By joining Roberts' opinion, instead of Ginsburg's, the two erstwhile votes against corruption endorsed both the "money is speech" doctrine of Buckley and also that the doctrine should be applied for the corruption of elected judges, in addition to elected politicians. This left only two justices in the liberal opposition to perhaps the most extreme of the entire pro-corruption jurisprudence of the Court. White, as reconfirmed by The Florida Bar, undermines the due process of law, the country's last institutional defense against the tyrannical impact from the systemic corruption of the two elected branches. After legalized judicial corruption is fully rolled out, which is already well underway in many states, for example like Wisconsin where the Kochs are active, the country will be a kleptocracy in fact as well as in largely Roberts-created principle.
McDonnell completes Roberts' cooptation of the liberal justices to the dark side. For the first time a unanimous Court has subscribed to Buckley's money is speech doctrine, albeit if only by deceptive implication. Dissents to these kinds of decisions have been important throughout history to cast an anchor to have some continued purchase on democratic principles. At its inception, Justice White wrote a powerful dissent from Buckley showing the "money is speech" doctrine to be as intellectually fraudulent as it sounds. He explained "money is not always equivalent to or used for speech" even in politics and showed how Buckley's Robin Hood defense could be used to overturn nearly any law. White reliably continued to write similar dissents form later pro-corruption cases. Justice Stevens who was the last judge appointed to the Court before Buckley was decided, also powerfully rejected the "money is speech" doctrine in opinions insisting that: "Money is property; it is not speech." His dissents were joined by other justices until he retired just after issuing his powerful, comprehensive dissent from Citizens United, which was joined by four justices.
McDonnell confirms what 2016 has taught about other elite-run institutions of a corrupt system, whether it be primary elections or the FBI. There are no such solid defenders of democracy left on the Supreme Court who were appointed, like White and Stevens, before the Buckley era of systemic corruption. Roberts has outsmarted the soft-headed liberals appointed by Obama and Clinton to join in protecting fellow elites. More committed to identity politics than democracy, they have now joined in the judicial usurpation of legislative jurisdiction so as to undermine anti-corruption laws for legally vacuous and both logically and factually deceptive reasons.
This "treason to the Constitution," Cohens v Virginia, 19 U.S. at 387 (1821), indicates that it is even more important than it was previously to demand that Pres.
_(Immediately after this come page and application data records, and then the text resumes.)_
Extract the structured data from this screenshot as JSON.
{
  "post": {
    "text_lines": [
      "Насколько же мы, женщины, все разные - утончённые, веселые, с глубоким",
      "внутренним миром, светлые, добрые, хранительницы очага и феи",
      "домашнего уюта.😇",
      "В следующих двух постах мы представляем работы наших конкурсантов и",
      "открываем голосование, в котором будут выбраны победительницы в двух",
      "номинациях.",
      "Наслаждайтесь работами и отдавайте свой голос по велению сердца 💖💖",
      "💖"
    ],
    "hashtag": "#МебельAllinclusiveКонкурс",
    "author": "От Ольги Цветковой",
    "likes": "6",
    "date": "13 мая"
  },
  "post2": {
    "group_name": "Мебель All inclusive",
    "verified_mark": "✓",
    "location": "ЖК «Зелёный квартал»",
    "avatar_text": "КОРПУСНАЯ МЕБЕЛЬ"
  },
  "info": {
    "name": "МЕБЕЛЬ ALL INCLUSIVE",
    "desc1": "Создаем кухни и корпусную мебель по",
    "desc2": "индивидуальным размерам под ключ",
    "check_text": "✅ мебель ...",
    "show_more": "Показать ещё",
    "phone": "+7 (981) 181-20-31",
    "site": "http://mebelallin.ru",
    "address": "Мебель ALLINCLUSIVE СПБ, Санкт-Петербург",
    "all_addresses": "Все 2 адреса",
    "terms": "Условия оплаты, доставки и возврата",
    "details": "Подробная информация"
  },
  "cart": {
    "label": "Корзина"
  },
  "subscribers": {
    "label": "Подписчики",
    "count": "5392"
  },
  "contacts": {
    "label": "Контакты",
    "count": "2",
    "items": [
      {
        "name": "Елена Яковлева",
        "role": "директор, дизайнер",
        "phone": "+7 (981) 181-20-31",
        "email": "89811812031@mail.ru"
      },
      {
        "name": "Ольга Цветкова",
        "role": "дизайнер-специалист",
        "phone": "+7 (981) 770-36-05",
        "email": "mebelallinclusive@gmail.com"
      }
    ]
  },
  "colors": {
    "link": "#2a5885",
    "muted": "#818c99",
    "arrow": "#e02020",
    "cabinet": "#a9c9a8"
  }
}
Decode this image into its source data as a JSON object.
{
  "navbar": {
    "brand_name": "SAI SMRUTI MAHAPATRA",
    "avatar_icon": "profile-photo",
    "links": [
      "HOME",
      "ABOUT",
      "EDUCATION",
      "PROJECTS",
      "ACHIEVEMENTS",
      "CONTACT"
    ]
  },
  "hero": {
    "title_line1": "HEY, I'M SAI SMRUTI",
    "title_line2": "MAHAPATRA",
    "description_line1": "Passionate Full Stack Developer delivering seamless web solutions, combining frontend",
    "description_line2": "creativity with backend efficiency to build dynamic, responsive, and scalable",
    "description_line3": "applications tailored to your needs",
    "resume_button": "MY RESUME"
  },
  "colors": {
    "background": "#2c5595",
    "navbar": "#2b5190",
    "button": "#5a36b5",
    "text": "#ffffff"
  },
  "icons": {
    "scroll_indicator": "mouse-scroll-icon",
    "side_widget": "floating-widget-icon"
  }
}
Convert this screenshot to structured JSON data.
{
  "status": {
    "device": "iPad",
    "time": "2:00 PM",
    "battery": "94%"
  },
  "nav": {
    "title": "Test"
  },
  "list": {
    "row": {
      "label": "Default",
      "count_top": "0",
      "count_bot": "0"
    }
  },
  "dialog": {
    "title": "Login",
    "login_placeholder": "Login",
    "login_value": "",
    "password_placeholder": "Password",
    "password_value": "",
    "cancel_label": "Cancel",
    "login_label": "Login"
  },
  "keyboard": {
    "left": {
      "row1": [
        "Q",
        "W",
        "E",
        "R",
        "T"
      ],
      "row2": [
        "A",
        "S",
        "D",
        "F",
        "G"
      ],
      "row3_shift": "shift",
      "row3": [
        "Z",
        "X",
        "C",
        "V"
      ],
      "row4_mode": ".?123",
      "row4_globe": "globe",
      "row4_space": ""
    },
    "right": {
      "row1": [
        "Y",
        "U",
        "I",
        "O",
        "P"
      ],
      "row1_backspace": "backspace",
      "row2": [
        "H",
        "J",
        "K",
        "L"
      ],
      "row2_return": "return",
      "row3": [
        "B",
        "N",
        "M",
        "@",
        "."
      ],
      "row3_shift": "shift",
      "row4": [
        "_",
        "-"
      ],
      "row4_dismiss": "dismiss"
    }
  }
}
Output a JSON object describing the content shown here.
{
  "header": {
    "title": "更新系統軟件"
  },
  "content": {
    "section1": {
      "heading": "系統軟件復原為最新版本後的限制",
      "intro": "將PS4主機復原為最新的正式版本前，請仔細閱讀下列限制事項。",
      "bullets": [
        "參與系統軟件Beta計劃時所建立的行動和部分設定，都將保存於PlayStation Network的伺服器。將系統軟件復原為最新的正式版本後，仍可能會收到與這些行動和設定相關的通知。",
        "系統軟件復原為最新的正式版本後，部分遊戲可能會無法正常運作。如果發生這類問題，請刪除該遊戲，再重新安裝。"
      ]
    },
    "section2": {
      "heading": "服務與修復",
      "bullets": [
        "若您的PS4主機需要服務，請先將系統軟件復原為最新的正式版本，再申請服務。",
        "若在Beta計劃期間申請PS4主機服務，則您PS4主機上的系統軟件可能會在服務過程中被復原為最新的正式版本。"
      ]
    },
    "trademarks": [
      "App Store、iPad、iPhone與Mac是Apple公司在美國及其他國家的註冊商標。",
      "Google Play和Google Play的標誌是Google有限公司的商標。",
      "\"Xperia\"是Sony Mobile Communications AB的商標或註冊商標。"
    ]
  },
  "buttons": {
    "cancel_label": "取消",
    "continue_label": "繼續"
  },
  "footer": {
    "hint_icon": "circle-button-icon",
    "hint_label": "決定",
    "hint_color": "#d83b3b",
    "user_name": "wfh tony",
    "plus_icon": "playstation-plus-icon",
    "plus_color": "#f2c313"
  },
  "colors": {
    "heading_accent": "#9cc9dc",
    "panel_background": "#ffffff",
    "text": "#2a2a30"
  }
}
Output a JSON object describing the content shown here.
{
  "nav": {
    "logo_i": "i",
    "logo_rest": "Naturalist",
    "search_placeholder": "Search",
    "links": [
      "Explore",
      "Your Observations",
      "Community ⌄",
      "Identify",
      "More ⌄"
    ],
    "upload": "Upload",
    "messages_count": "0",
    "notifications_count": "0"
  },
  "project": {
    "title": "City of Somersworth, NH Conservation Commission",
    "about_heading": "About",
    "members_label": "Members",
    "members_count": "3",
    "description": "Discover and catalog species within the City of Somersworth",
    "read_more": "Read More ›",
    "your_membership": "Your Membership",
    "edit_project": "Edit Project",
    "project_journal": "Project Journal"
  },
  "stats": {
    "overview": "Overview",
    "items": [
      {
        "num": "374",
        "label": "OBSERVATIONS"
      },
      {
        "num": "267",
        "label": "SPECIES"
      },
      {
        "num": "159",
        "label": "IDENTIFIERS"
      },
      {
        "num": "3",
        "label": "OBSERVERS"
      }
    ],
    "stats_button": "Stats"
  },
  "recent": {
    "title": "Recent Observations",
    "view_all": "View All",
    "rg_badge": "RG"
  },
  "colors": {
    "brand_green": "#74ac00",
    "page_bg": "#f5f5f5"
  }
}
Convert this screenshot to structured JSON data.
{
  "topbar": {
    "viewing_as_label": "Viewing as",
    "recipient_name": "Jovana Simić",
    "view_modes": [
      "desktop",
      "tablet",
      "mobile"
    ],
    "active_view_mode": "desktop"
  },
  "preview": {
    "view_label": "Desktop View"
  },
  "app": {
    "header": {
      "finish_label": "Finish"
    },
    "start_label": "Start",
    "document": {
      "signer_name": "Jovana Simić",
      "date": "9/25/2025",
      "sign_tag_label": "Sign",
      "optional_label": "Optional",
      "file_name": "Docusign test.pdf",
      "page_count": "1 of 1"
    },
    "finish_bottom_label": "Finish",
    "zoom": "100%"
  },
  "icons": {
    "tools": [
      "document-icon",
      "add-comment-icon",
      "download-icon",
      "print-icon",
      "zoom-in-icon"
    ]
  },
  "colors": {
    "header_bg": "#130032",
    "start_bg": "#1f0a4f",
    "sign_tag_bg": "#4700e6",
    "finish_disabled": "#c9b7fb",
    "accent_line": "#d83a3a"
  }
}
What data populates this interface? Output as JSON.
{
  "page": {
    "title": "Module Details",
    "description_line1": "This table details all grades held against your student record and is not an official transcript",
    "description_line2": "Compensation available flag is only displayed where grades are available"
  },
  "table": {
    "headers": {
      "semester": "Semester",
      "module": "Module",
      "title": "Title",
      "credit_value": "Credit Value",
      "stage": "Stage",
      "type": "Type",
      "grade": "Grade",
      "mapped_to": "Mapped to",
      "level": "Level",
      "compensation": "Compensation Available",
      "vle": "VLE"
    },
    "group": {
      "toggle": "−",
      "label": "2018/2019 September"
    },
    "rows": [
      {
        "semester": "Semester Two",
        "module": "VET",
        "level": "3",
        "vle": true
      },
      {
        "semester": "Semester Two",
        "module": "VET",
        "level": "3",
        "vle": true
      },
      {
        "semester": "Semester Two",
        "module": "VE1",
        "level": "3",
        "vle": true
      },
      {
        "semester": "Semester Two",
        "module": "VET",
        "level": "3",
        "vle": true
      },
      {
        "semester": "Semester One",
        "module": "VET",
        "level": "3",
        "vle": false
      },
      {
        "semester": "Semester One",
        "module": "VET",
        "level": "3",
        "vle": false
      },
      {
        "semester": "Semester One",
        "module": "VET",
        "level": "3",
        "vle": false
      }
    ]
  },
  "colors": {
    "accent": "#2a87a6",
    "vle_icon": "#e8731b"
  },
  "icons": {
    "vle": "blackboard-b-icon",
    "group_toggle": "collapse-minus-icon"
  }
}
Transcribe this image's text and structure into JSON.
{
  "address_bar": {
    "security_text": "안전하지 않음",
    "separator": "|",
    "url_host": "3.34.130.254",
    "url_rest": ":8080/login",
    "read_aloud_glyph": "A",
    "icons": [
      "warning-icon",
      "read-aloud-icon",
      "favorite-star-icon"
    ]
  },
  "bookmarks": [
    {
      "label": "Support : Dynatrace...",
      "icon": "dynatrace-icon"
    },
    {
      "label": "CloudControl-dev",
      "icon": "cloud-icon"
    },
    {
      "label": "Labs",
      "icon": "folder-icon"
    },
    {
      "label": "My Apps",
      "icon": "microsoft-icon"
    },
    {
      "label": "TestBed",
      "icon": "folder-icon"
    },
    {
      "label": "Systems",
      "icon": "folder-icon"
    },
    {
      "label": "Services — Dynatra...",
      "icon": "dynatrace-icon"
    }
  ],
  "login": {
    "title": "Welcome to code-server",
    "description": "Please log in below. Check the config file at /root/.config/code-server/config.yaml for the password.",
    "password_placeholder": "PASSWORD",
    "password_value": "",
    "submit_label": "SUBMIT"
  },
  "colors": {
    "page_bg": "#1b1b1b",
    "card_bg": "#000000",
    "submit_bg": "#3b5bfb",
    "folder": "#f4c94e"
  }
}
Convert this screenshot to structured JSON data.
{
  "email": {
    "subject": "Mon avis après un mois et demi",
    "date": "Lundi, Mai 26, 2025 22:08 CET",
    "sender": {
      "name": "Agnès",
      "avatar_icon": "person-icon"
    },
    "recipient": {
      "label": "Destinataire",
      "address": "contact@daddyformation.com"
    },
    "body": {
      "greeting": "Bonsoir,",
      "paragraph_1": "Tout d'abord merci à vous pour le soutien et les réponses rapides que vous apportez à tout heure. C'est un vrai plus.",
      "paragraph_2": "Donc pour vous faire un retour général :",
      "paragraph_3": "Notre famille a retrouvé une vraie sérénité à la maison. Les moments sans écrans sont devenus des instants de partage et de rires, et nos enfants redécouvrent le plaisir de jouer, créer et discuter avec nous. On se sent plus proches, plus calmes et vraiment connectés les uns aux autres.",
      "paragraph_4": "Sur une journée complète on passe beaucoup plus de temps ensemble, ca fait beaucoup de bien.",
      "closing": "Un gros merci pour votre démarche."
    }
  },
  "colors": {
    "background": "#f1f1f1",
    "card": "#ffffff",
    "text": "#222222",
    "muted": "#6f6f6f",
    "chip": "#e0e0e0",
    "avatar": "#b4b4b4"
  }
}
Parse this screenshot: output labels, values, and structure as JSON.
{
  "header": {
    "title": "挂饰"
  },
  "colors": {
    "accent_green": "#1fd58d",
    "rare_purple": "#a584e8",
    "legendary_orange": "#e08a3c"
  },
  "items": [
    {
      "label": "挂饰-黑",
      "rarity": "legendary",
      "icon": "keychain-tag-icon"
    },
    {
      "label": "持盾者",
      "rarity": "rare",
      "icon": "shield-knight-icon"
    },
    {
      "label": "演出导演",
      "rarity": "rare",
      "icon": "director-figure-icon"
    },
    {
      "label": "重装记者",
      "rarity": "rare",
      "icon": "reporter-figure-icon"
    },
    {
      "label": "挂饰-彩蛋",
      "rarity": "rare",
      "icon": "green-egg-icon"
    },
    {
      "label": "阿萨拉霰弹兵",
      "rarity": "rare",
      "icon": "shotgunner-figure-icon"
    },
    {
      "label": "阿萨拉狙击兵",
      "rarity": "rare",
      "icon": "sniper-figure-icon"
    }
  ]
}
Obama make a recess appointment of an intellectually strong progressive justice to the Court who can provide immediate leadership to the current vacillating liberal contingent. There is no anchor left to democratic values on the current Court. The corruption is total. With leadership, these weak justices may not have capitulated to the Roberts-led devotees of deceptive reasoning, judicial supremacy and systemic plutocratic corruption. At the very least there may have been a powerful dissent exposing Roberts' dishonesty.
If Obama had made such a recess appointment at the first opportunity, under pressure from the Sanders campaign, after Scalia's February 13, 2016 death, this appallingly corrupt and deceitful decision (argued on April 27) might even have been avoided. This solution remains available if Sanders had the courage to make it his litmus test for his intended support for a plutocratic candidate, much as LaFollette under closely similar historical circumstances in the Progressive Era bargained his support for the segregationist Woodrow Wilson in exchange for the appointment of the highly capable anti-supremacist progressive Louis Brandeis.
The other solution that must now come to the fore is legislation not just to overturn McDonnell, but at the same time to solve this era's crisis of democracy caused by a corrupting and judicial supremacist Court. Now that all eight justices have shown their solidly pro-corruption and supremacist colors, the most realistic solution is not to depend solely upon appointments, but rather to strip the Court under the Constitution's Article III of jurisdiction to make any decision about the validity of legislation concerning the political question of official corruption, whether asserted under the bogus First Amendment "money is speech" doctrine, or otherwise. This again should be a litmus test for progressive support of members of Congress in the 2018 election. Unlike several less effective alternatives to change the Court, such legislation requires only a majority vote of Congress rather than a supermajority.
Rob Hager is currently writing a three-part book assessing proposals for ending the political influence of special interest money. The current eLibrary draft of the first part, Hillary Clinton's Dark Money Disclosure "Pillar," is available online
(Article changed on July 6, 2016 at 04:25)